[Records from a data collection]
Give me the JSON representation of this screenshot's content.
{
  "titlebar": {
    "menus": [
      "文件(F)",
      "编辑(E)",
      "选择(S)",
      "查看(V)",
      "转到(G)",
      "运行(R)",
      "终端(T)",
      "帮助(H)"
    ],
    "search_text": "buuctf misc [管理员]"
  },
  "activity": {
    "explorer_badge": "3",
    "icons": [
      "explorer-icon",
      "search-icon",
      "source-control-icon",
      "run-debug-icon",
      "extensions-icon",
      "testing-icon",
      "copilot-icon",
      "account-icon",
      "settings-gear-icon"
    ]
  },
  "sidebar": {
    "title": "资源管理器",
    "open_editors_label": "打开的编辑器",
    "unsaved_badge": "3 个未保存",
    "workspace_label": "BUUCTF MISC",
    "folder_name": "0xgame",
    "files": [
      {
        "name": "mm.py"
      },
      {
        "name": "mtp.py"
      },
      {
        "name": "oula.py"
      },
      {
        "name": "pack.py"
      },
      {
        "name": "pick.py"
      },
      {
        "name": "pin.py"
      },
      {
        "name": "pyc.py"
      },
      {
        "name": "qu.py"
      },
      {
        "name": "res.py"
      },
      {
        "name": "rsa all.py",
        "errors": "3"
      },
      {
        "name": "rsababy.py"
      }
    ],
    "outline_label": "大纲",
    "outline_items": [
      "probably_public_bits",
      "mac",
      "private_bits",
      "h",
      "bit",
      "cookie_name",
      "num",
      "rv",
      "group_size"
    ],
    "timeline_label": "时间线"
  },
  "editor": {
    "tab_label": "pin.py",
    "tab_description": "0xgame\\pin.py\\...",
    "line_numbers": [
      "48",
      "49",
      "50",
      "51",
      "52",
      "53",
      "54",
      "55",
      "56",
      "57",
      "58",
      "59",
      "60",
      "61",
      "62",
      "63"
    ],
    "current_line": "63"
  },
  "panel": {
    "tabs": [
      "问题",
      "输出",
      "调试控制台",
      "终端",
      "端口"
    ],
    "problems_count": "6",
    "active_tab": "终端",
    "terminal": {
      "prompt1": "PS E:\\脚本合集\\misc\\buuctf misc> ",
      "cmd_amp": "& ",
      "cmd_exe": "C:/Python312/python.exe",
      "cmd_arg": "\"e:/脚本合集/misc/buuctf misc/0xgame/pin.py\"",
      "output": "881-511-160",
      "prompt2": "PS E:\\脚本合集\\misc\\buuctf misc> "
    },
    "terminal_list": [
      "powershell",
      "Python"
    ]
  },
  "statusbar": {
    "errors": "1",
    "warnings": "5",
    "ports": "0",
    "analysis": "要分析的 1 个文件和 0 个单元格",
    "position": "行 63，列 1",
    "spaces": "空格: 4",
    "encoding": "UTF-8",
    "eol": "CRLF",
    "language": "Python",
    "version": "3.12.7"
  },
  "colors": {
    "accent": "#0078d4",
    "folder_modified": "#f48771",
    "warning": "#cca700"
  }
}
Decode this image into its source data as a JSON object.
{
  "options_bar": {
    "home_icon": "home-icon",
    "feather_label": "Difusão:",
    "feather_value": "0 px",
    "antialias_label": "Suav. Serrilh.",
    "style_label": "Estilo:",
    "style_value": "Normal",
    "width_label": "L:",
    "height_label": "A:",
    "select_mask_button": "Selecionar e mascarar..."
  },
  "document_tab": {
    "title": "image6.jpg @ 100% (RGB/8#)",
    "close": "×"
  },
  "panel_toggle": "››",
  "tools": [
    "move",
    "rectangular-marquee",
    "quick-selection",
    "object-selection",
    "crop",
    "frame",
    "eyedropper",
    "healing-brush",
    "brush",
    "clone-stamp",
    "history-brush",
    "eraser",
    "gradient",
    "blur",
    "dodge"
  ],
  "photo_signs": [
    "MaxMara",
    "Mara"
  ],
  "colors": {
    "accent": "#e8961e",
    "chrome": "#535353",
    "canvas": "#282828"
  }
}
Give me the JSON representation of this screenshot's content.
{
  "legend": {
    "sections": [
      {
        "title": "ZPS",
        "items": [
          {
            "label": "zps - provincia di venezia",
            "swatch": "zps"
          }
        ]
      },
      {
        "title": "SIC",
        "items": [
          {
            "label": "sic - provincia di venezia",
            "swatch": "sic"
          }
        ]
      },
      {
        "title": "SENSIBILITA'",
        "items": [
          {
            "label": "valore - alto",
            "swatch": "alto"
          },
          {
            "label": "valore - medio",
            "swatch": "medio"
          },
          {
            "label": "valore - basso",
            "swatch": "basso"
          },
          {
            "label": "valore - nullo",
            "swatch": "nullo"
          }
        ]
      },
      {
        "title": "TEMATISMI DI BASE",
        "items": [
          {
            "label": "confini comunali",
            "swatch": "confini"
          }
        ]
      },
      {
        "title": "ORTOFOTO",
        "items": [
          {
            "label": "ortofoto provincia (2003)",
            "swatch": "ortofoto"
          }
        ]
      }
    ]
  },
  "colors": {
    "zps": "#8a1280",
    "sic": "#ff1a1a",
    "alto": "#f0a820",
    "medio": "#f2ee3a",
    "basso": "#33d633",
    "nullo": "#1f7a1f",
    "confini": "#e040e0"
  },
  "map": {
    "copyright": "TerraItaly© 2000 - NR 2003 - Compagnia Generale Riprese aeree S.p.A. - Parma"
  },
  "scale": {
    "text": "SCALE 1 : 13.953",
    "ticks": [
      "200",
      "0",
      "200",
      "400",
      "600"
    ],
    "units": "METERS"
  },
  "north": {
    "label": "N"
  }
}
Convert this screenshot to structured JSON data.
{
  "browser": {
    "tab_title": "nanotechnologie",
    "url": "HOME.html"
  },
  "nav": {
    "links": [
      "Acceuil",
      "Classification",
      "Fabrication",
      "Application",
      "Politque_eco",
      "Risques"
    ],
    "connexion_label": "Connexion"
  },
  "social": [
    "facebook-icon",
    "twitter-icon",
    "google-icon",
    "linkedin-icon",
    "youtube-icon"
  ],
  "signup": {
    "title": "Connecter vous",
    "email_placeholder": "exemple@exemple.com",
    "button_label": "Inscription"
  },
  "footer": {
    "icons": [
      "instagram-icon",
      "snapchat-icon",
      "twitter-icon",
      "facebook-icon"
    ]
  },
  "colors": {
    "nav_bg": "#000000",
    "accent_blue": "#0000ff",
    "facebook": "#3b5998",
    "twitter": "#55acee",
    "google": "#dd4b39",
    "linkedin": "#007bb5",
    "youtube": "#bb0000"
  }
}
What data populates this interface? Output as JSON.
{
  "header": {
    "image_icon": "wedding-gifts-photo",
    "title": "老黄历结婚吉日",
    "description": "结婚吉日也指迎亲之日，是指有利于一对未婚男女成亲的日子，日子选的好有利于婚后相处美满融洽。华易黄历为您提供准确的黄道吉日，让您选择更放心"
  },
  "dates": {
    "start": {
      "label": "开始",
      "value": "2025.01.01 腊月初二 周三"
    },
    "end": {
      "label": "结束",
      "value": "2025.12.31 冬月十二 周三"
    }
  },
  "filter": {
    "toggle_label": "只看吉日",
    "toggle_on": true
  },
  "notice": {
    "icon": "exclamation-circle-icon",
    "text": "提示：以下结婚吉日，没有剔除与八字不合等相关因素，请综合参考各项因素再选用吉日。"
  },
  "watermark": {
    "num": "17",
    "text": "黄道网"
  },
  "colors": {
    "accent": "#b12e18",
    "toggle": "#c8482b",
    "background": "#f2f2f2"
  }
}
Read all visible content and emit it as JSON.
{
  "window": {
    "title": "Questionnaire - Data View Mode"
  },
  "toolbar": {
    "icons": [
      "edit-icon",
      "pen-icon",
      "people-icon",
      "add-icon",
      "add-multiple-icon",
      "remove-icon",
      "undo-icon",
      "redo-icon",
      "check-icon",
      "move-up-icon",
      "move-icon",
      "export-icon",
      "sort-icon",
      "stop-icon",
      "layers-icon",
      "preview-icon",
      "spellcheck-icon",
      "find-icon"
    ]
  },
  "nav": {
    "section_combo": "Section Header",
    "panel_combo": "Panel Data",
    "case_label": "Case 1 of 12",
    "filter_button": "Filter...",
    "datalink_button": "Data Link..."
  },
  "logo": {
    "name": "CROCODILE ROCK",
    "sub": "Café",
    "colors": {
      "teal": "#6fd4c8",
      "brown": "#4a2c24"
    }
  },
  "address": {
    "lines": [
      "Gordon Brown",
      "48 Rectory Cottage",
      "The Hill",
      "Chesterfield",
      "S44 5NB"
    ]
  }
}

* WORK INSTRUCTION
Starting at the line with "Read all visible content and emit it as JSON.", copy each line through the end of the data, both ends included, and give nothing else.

* RESULT
Read all visible content and emit it as JSON.
{
  "window": {
    "title": "Questionnaire - Data View Mode"
  },
  "toolbar": {
    "icons": [
      "edit-icon",
      "pen-icon",
      "people-icon",
      "add-icon",
      "add-multiple-icon",
      "remove-icon",
      "undo-icon",
      "redo-icon",
      "check-icon",
      "move-up-icon",
      "move-icon",
      "export-icon",
      "sort-icon",
      "stop-icon",
      "layers-icon",
      "preview-icon",
      "spellcheck-icon",
      "find-icon"
    ]
  },
  "nav": {
    "section_combo": "Section Header",
    "panel_combo": "Panel Data",
    "case_label": "Case 1 of 12",
    "filter_button": "Filter...",
    "datalink_button": "Data Link..."
  },
  "logo": {
    "name": "CROCODILE ROCK",
    "sub": "Café",
    "colors": {
      "teal": "#6fd4c8",
      "brown": "#4a2c24"
    }
  },
  "address": {
    "lines": [
      "Gordon Brown",
      "48 Rectory Cottage",
      "The Hill",
      "Chesterfield",
      "S44 5NB"
    ]
  }
}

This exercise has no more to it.